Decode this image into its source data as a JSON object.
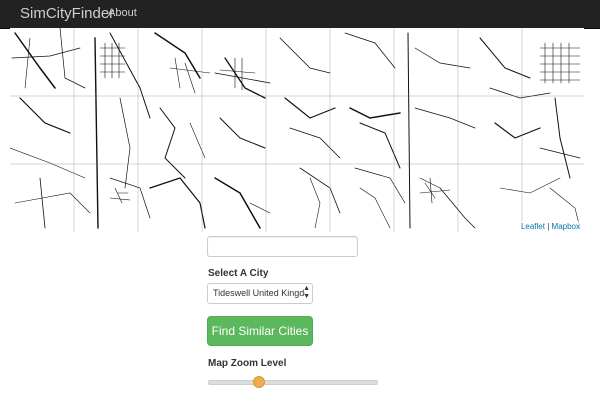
{
  "navbar": {
    "brand": "SimCityFinder",
    "about": "About"
  },
  "map": {
    "attribution_leaflet": "Leaflet",
    "attribution_sep": "|",
    "attribution_mapbox": "Mapbox"
  },
  "search": {
    "value": "",
    "placeholder": ""
  },
  "city_select": {
    "label": "Select A City",
    "selected": "Tideswell United Kingdom"
  },
  "find_button": {
    "label": "Find Similar Cities",
    "color": "#5cb85c"
  },
  "zoom": {
    "label": "Map Zoom Level",
    "value_fraction": 0.3,
    "thumb_color": "#f0ad4e"
  }
}
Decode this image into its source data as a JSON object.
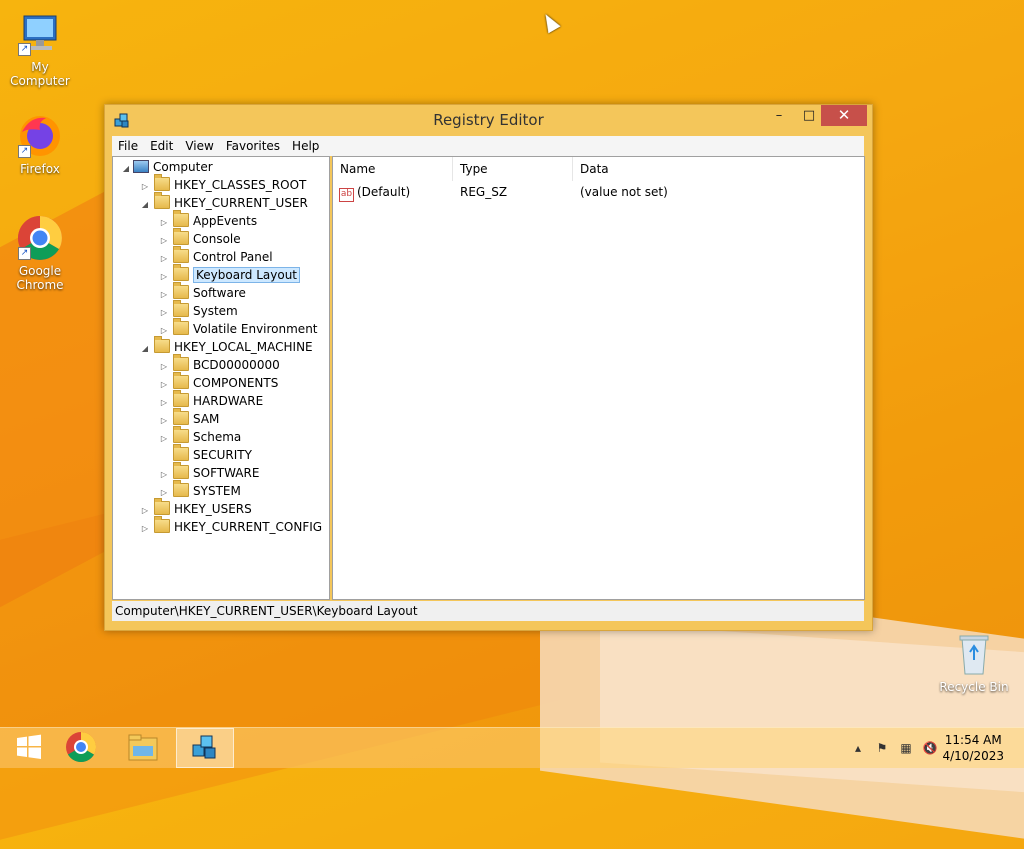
{
  "desktop": {
    "icons": [
      {
        "label": "My Computer"
      },
      {
        "label": "Firefox"
      },
      {
        "label": "Google Chrome"
      },
      {
        "label": "Recycle Bin"
      }
    ]
  },
  "window": {
    "title": "Registry Editor",
    "controls": {
      "minimize": "–",
      "maximize": "□",
      "close": "✕"
    },
    "menu": [
      "File",
      "Edit",
      "View",
      "Favorites",
      "Help"
    ],
    "tree": [
      {
        "label": "Computer",
        "expander": "◢"
      },
      {
        "label": "HKEY_CLASSES_ROOT",
        "expander": "▷"
      },
      {
        "label": "HKEY_CURRENT_USER",
        "expander": "◢"
      },
      {
        "label": "AppEvents",
        "expander": "▷"
      },
      {
        "label": "Console",
        "expander": "▷"
      },
      {
        "label": "Control Panel",
        "expander": "▷"
      },
      {
        "label": "Keyboard Layout",
        "expander": "▷",
        "selected": true
      },
      {
        "label": "Software",
        "expander": "▷"
      },
      {
        "label": "System",
        "expander": "▷"
      },
      {
        "label": "Volatile Environment",
        "expander": "▷"
      },
      {
        "label": "HKEY_LOCAL_MACHINE",
        "expander": "◢"
      },
      {
        "label": "BCD00000000",
        "expander": "▷"
      },
      {
        "label": "COMPONENTS",
        "expander": "▷"
      },
      {
        "label": "HARDWARE",
        "expander": "▷"
      },
      {
        "label": "SAM",
        "expander": "▷"
      },
      {
        "label": "Schema",
        "expander": "▷"
      },
      {
        "label": "SECURITY",
        "expander": ""
      },
      {
        "label": "SOFTWARE",
        "expander": "▷"
      },
      {
        "label": "SYSTEM",
        "expander": "▷"
      },
      {
        "label": "HKEY_USERS",
        "expander": "▷"
      },
      {
        "label": "HKEY_CURRENT_CONFIG",
        "expander": "▷"
      }
    ],
    "list": {
      "columns": [
        "Name",
        "Type",
        "Data"
      ],
      "rows": [
        {
          "name": "(Default)",
          "type": "REG_SZ",
          "data": "(value not set)",
          "icon": "ab"
        }
      ]
    },
    "status": "Computer\\HKEY_CURRENT_USER\\Keyboard Layout"
  },
  "taskbar": {
    "apps": [
      "start-icon",
      "chrome-icon",
      "file-explorer-icon",
      "registry-editor-icon"
    ],
    "clock": {
      "time": "11:54 AM",
      "date": "4/10/2023"
    }
  },
  "colors": {
    "accent_close": "#c7504a",
    "window_frame": "#f4c65a",
    "selection": "#cde8ff"
  }
}
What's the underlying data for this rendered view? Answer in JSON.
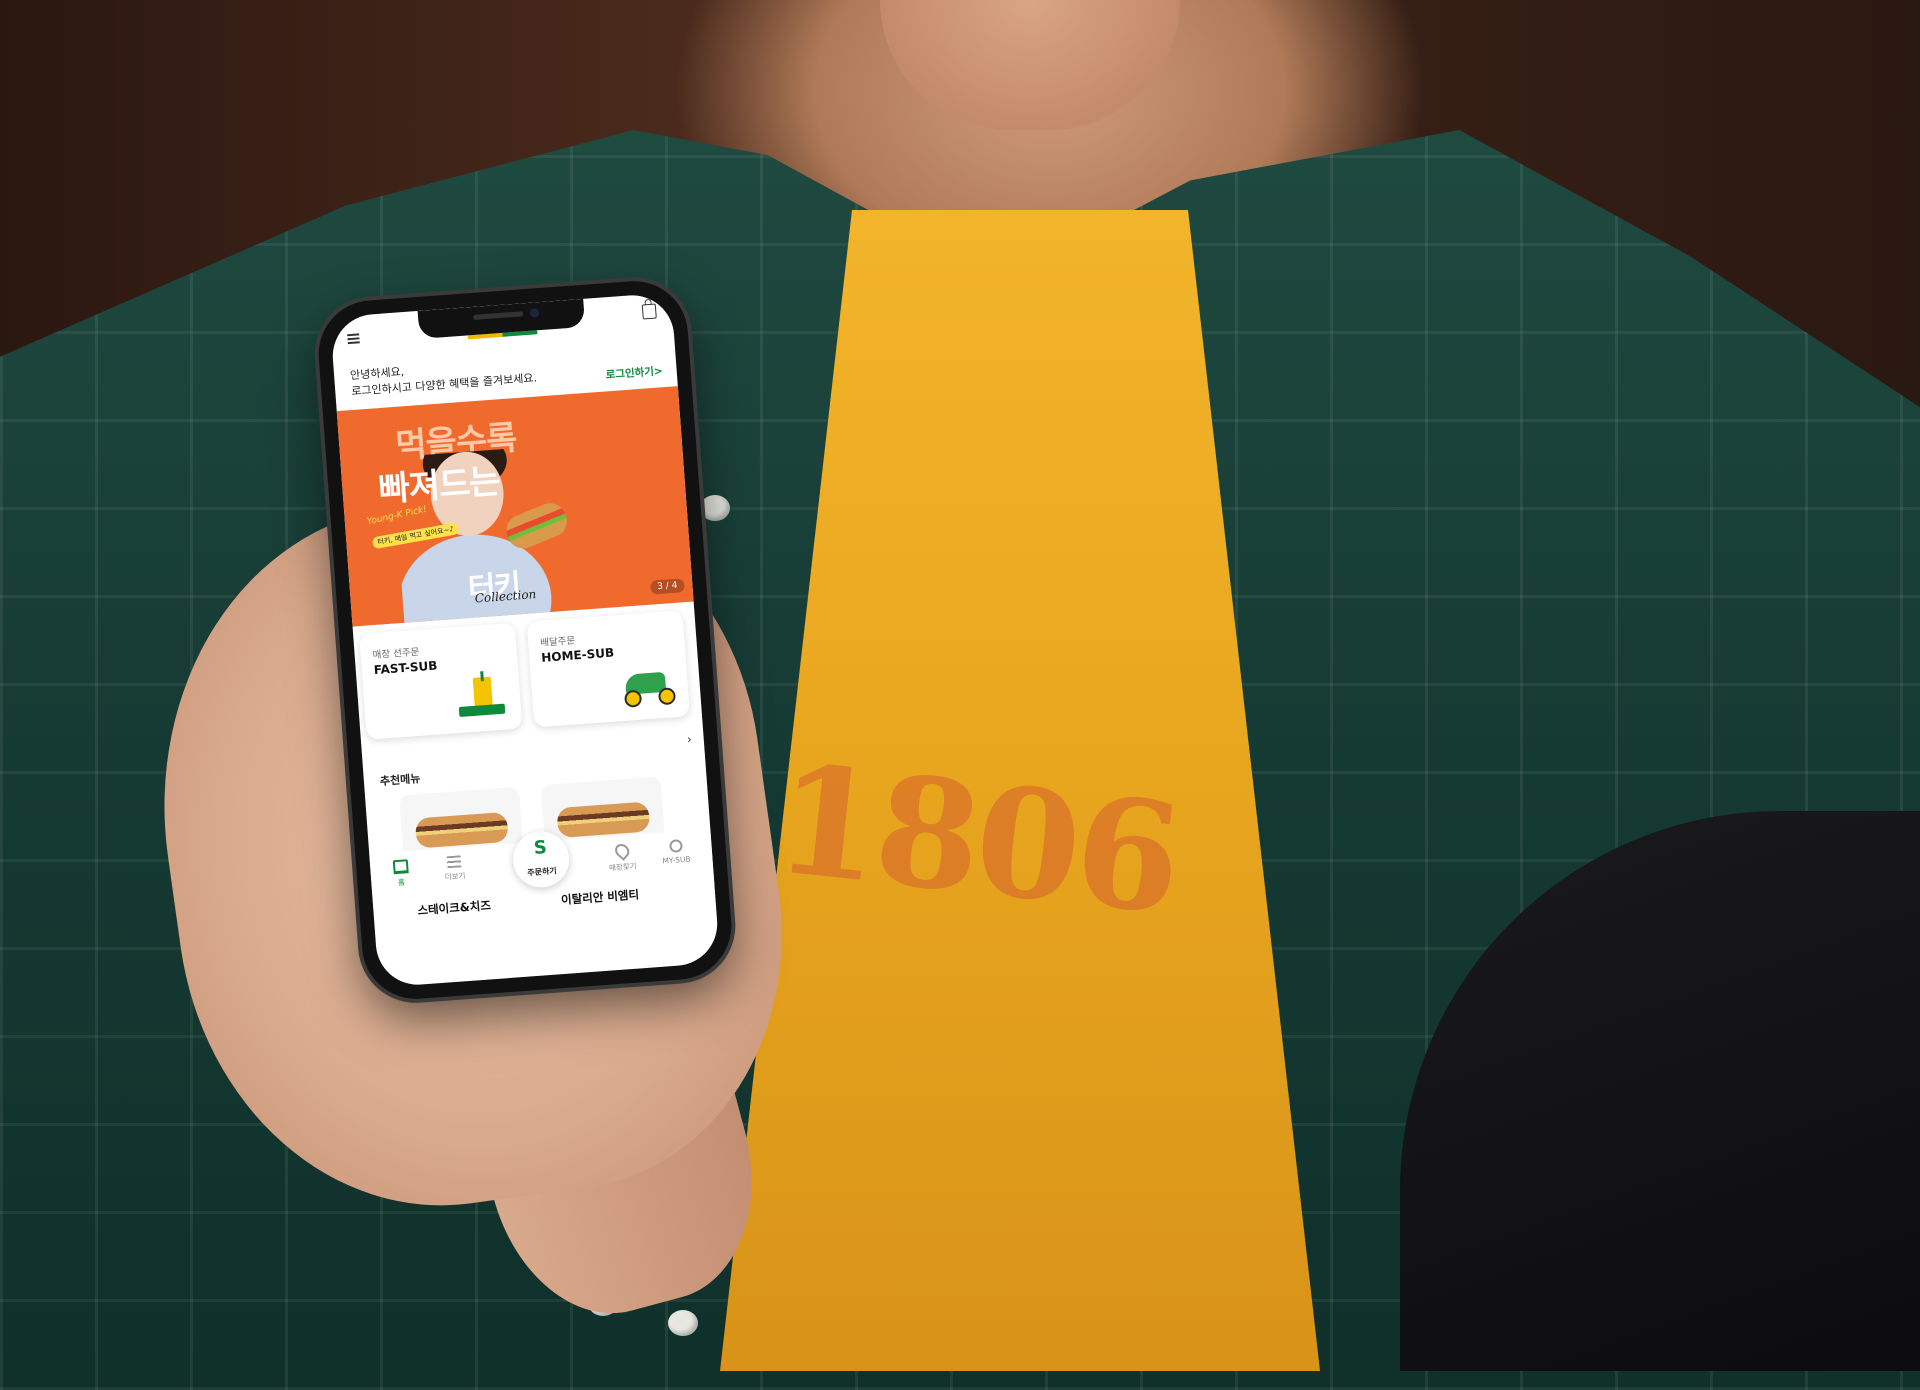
{
  "colors": {
    "brand_green": "#0f8a3c",
    "brand_yellow": "#f5c400",
    "banner_orange": "#f06a2e"
  },
  "shirt_print": "1806",
  "app": {
    "greeting_line1": "안녕하세요,",
    "greeting_line2": "로그인하시고 다양한 혜택을 즐겨보세요.",
    "login_link": "로그인하기>",
    "banner": {
      "headline_1": "먹을수록",
      "headline_2": "빠져드는",
      "tag": "Young-K Pick!",
      "tag_small": "터키, 매일 먹고 싶어요~♪",
      "brand": "터키",
      "brand_sub": "Collection",
      "pager": "3 / 4"
    },
    "cards": [
      {
        "sub": "매장 선주문",
        "main": "FAST-SUB",
        "icon": "cup-icon"
      },
      {
        "sub": "배달주문",
        "main": "HOME-SUB",
        "icon": "scooter-icon"
      }
    ],
    "recommended_title": "추천메뉴",
    "recommended_more": "›",
    "recommended": [
      {
        "name": "스테이크&치즈"
      },
      {
        "name": "이탈리안 비엠티"
      }
    ],
    "tabbar": {
      "home": "홈",
      "more": "더보기",
      "order": "주문하기",
      "order_glyph": "S",
      "store": "매장찾기",
      "my": "MY-SUB"
    }
  }
}
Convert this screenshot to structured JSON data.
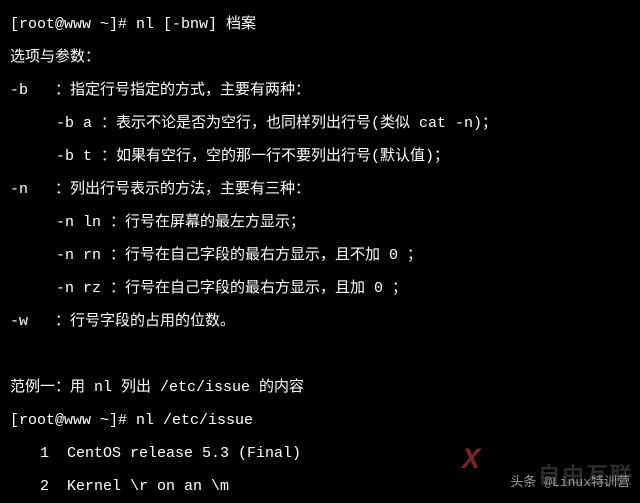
{
  "prompt1": "[root@www ~]# nl [-bnw] 档案",
  "header": "选项与参数：",
  "opt_b": "-b   ：指定行号指定的方式，主要有两种：",
  "opt_b_a": "-b a ：表示不论是否为空行，也同样列出行号(类似 cat -n)；",
  "opt_b_t": "-b t ：如果有空行，空的那一行不要列出行号(默认值)；",
  "opt_n": "-n   ：列出行号表示的方法，主要有三种：",
  "opt_n_ln": "-n ln ：行号在屏幕的最左方显示；",
  "opt_n_rn": "-n rn ：行号在自己字段的最右方显示，且不加 0 ；",
  "opt_n_rz": "-n rz ：行号在自己字段的最右方显示，且加 0 ；",
  "opt_w": "-w   ：行号字段的占用的位数。",
  "blank": " ",
  "example_header": "范例一：用 nl 列出 /etc/issue 的内容",
  "prompt2": "[root@www ~]# nl /etc/issue",
  "out1": "1  CentOS release 5.3 (Final)",
  "out2": "2  Kernel \\r on an \\m",
  "watermark_source": "头条 @Linux特训营",
  "watermark_bg": "自由互联",
  "watermark_x": "X"
}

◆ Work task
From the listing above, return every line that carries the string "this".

◆ Answer box
Decode this image into its source data as a JSON object.
Decode this image into its source data as a JSON object.
What's the underlying data for this rendered view? Answer in JSON.
Convert this screenshot to structured JSON data.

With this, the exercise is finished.